Records contained in a dataset
* * * *

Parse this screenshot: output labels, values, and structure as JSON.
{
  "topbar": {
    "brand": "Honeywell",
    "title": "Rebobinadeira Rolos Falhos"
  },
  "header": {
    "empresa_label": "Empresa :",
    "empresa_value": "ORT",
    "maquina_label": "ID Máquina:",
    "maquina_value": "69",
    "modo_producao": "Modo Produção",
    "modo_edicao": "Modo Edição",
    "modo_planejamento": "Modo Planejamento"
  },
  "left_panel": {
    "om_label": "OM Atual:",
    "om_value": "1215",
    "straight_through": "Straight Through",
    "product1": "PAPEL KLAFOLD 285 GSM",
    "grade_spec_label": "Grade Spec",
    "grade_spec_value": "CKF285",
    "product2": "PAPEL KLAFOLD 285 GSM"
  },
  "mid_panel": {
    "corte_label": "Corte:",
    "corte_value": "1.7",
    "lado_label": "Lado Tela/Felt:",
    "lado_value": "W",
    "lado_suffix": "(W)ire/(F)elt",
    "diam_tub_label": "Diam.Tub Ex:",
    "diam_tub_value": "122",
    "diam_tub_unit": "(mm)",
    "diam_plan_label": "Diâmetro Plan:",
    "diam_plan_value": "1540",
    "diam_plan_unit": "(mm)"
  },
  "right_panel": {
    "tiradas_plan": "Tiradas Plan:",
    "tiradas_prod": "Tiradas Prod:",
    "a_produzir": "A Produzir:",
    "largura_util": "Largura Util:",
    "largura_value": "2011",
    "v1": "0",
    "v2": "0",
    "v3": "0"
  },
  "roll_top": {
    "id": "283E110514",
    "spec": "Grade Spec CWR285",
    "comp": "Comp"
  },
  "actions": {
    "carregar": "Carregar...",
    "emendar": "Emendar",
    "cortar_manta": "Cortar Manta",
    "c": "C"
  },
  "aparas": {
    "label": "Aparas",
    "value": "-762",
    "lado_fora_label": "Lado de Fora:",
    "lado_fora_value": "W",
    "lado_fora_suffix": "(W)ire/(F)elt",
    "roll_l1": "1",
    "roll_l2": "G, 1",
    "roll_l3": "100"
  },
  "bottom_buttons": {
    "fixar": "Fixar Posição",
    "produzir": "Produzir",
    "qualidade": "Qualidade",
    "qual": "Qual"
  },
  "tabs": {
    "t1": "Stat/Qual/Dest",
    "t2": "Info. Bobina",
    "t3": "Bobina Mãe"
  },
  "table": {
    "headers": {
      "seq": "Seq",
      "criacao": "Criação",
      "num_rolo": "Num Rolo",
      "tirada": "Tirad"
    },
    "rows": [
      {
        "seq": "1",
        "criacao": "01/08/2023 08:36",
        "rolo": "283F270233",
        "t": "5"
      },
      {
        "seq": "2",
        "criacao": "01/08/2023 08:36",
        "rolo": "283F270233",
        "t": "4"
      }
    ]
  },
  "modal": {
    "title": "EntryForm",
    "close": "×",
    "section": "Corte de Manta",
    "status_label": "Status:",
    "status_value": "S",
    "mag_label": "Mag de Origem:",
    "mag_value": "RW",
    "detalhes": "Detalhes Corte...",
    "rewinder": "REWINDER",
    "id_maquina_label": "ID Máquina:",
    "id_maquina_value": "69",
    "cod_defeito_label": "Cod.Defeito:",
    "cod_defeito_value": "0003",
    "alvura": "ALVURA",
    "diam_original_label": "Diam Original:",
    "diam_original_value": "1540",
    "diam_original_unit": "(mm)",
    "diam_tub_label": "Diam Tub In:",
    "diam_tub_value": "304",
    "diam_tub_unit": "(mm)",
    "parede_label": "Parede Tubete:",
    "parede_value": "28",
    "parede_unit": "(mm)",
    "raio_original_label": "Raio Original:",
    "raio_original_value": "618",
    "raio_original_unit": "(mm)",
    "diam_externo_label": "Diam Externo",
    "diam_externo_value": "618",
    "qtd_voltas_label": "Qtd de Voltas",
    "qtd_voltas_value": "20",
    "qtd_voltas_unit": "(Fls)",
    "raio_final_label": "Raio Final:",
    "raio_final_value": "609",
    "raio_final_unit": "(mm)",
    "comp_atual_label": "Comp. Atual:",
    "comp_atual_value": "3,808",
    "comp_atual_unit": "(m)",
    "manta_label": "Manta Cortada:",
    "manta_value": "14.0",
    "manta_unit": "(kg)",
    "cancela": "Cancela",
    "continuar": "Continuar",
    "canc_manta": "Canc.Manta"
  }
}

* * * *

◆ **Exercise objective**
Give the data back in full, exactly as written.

◆ **Solution for this problem**
Parse this screenshot: output labels, values, and structure as JSON.
{
  "topbar": {
    "brand": "Honeywell",
    "title": "Rebobinadeira Rolos Falhos"
  },
  "header": {
    "empresa_label": "Empresa :",
    "empresa_value": "ORT",
    "maquina_label": "ID Máquina:",
    "maquina_value": "69",
    "modo_producao": "Modo Produção",
    "modo_edicao": "Modo Edição",
    "modo_planejamento": "Modo Planejamento"
  },
  "left_panel": {
    "om_label": "OM Atual:",
    "om_value": "1215",
    "straight_through": "Straight Through",
    "product1": "PAPEL KLAFOLD 285 GSM",
    "grade_spec_label": "Grade Spec",
    "grade_spec_value": "CKF285",
    "product2": "PAPEL KLAFOLD 285 GSM"
  },
  "mid_panel": {
    "corte_label": "Corte:",
    "corte_value": "1.7",
    "lado_label": "Lado Tela/Felt:",
    "lado_value": "W",
    "lado_suffix": "(W)ire/(F)elt",
    "diam_tub_label": "Diam.Tub Ex:",
    "diam_tub_value": "122",
    "diam_tub_unit": "(mm)",
    "diam_plan_label": "Diâmetro Plan:",
    "diam_plan_value": "1540",
    "diam_plan_unit": "(mm)"
  },
  "right_panel": {
    "tiradas_plan": "Tiradas Plan:",
    "tiradas_prod": "Tiradas Prod:",
    "a_produzir": "A Produzir:",
    "largura_util": "Largura Util:",
    "largura_value": "2011",
    "v1": "0",
    "v2": "0",
    "v3": "0"
  },
  "roll_top": {
    "id": "283E110514",
    "spec": "Grade Spec CWR285",
    "comp": "Comp"
  },
  "actions": {
    "carregar": "Carregar...",
    "emendar": "Emendar",
    "cortar_manta": "Cortar Manta",
    "c": "C"
  },
  "aparas": {
    "label": "Aparas",
    "value": "-762",
    "lado_fora_label": "Lado de Fora:",
    "lado_fora_value": "W",
    "lado_fora_suffix": "(W)ire/(F)elt",
    "roll_l1": "1",
    "roll_l2": "G, 1",
    "roll_l3": "100"
  },
  "bottom_buttons": {
    "fixar": "Fixar Posição",
    "produzir": "Produzir",
    "qualidade": "Qualidade",
    "qual": "Qual"
  },
  "tabs": {
    "t1": "Stat/Qual/Dest",
    "t2": "Info. Bobina",
    "t3": "Bobina Mãe"
  },
  "table": {
    "headers": {
      "seq": "Seq",
      "criacao": "Criação",
      "num_rolo": "Num Rolo",
      "tirada": "Tirad"
    },
    "rows": [
      {
        "seq": "1",
        "criacao": "01/08/2023 08:36",
        "rolo": "283F270233",
        "t": "5"
      },
      {
        "seq": "2",
        "criacao": "01/08/2023 08:36",
        "rolo": "283F270233",
        "t": "4"
      }
    ]
  },
  "modal": {
    "title": "EntryForm",
    "close": "×",
    "section": "Corte de Manta",
    "status_label": "Status:",
    "status_value": "S",
    "mag_label": "Mag de Origem:",
    "mag_value": "RW",
    "detalhes": "Detalhes Corte...",
    "rewinder": "REWINDER",
    "id_maquina_label": "ID Máquina:",
    "id_maquina_value": "69",
    "cod_defeito_label": "Cod.Defeito:",
    "cod_defeito_value": "0003",
    "alvura": "ALVURA",
    "diam_original_label": "Diam Original:",
    "diam_original_value": "1540",
    "diam_original_unit": "(mm)",
    "diam_tub_label": "Diam Tub In:",
    "diam_tub_value": "304",
    "diam_tub_unit": "(mm)",
    "parede_label": "Parede Tubete:",
    "parede_value": "28",
    "parede_unit": "(mm)",
    "raio_original_label": "Raio Original:",
    "raio_original_value": "618",
    "raio_original_unit": "(mm)",
    "diam_externo_label": "Diam Externo",
    "diam_externo_value": "618",
    "qtd_voltas_label": "Qtd de Voltas",
    "qtd_voltas_value": "20",
    "qtd_voltas_unit": "(Fls)",
    "raio_final_label": "Raio Final:",
    "raio_final_value": "609",
    "raio_final_unit": "(mm)",
    "comp_atual_label": "Comp. Atual:",
    "comp_atual_value": "3,808",
    "comp_atual_unit": "(m)",
    "manta_label": "Manta Cortada:",
    "manta_value": "14.0",
    "manta_unit": "(kg)",
    "cancela": "Cancela",
    "continuar": "Continuar",
    "canc_manta": "Canc.Manta"
  }
}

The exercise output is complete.